When / where have you seen racial bias show up in broader society (i.e., health care, employment, education, wealth/economics, leadership, policing? Etc.)
How can you be aware of these biases and injustices at work, at conferences, in meetings with clients, in our schools, homes, and neighborhoods?
How can you leverage your networks, influence, power, privilege to champion this cause?
What personal feeling comes up for you that you need to acknowledge or seek support in processing?
Take heart. You are not alone in your hesitation to engage in racial conversations at work. Just like physical fitness and getting into shape, talking about race requires practice, consistency, and tolerance for discomfort. Practice makes progress.
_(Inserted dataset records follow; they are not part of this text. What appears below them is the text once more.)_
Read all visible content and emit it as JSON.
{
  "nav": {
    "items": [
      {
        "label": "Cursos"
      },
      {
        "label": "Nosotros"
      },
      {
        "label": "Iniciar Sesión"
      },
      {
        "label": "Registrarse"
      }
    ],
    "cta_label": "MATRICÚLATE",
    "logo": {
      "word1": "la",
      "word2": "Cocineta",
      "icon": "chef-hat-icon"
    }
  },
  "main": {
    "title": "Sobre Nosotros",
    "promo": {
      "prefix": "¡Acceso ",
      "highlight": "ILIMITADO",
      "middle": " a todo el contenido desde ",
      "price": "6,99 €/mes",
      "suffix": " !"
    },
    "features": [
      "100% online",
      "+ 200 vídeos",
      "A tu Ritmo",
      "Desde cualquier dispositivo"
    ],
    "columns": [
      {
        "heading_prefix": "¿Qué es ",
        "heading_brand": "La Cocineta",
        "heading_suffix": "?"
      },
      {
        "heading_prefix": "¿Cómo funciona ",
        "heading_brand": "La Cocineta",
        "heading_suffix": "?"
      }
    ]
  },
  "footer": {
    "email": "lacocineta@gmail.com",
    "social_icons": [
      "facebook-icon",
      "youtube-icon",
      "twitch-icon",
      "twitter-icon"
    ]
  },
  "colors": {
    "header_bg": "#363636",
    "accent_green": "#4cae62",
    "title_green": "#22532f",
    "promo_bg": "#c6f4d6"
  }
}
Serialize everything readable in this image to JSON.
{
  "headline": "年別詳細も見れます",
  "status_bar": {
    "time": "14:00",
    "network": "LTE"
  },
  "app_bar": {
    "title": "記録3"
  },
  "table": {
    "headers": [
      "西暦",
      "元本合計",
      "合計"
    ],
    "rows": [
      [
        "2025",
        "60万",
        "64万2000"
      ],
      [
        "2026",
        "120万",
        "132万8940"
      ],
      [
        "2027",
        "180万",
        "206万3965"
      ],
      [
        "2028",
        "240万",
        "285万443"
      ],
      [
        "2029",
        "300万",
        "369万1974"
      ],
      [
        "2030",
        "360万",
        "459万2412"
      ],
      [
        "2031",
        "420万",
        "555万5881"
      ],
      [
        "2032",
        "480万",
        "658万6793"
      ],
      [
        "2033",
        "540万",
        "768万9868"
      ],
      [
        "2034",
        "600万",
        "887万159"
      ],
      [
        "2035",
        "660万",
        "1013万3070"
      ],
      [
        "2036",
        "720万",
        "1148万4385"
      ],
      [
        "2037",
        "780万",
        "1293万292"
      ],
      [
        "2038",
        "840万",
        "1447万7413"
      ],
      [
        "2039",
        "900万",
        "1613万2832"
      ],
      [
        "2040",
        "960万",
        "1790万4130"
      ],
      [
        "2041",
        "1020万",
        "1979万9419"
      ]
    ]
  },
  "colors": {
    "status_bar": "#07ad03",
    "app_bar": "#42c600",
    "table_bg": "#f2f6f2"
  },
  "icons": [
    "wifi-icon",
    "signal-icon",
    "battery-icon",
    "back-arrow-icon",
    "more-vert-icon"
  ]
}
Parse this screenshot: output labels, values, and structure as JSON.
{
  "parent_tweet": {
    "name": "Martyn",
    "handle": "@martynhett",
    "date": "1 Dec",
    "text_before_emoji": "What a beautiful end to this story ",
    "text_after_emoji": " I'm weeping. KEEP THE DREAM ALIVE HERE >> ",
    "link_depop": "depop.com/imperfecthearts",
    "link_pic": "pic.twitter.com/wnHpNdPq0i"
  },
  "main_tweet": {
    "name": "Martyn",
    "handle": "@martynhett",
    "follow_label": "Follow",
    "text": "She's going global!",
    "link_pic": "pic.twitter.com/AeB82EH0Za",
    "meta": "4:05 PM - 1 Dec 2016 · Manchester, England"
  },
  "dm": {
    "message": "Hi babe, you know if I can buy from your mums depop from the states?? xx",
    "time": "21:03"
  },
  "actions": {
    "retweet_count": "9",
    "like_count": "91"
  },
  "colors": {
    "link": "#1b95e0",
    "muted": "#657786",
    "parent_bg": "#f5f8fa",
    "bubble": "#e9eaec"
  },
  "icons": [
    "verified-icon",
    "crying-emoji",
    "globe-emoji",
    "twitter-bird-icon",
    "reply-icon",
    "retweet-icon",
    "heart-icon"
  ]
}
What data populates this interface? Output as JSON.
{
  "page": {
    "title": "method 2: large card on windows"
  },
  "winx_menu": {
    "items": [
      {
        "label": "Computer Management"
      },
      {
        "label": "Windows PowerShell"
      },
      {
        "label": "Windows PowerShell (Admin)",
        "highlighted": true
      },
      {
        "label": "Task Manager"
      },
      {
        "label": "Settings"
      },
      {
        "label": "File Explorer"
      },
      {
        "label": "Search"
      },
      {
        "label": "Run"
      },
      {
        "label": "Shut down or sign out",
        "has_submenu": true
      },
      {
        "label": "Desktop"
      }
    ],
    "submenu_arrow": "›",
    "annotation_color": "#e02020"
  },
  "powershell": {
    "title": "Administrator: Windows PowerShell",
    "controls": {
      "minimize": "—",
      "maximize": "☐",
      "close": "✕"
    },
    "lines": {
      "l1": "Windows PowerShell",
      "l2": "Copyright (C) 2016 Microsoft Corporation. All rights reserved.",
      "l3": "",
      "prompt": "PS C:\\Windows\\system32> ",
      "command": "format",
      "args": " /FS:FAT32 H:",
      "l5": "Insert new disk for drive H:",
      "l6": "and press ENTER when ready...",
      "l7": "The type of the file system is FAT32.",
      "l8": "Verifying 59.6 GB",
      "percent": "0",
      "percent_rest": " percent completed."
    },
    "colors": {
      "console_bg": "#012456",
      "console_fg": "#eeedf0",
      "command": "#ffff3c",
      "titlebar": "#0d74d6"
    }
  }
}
1 L. Quillian, D. Pager, O. Hexel, et al., “Meta-Analysis of Field Experiments Shows No Change in Racial Discrimination in Hiring Over Time,” Proceedings of the National Academy of Sciences 114, no. 41 (September 2017): 10870–10875; M. Hernandez, D.R. Avery, S.D. Volpone, et al., “Bargaining While Black: The Role of Race in Salary Negotiations,” Journal of Applied Psychology 104, no. 4 (April 2019): 581–592; T.H. Cox and S.M. Nkomo, “Gender Differences in the Upward Mobility of Black Managers: Double Whammy or Double Advantage?” Sex Roles 21, no. 11–12 (December 1989): 825–839; and K.A. Couch, R. Fairlie, and H. Xu, “Racial Differences in Labor Market Transitions and the Great Recession,” in “Transitions Through the Labor Market: Work, Occupation, Earnings and Retirement,” eds. S.W. Polachek and K. Tatsiramos (Bingley, United Kingdom: Emerald Publishing, 2018).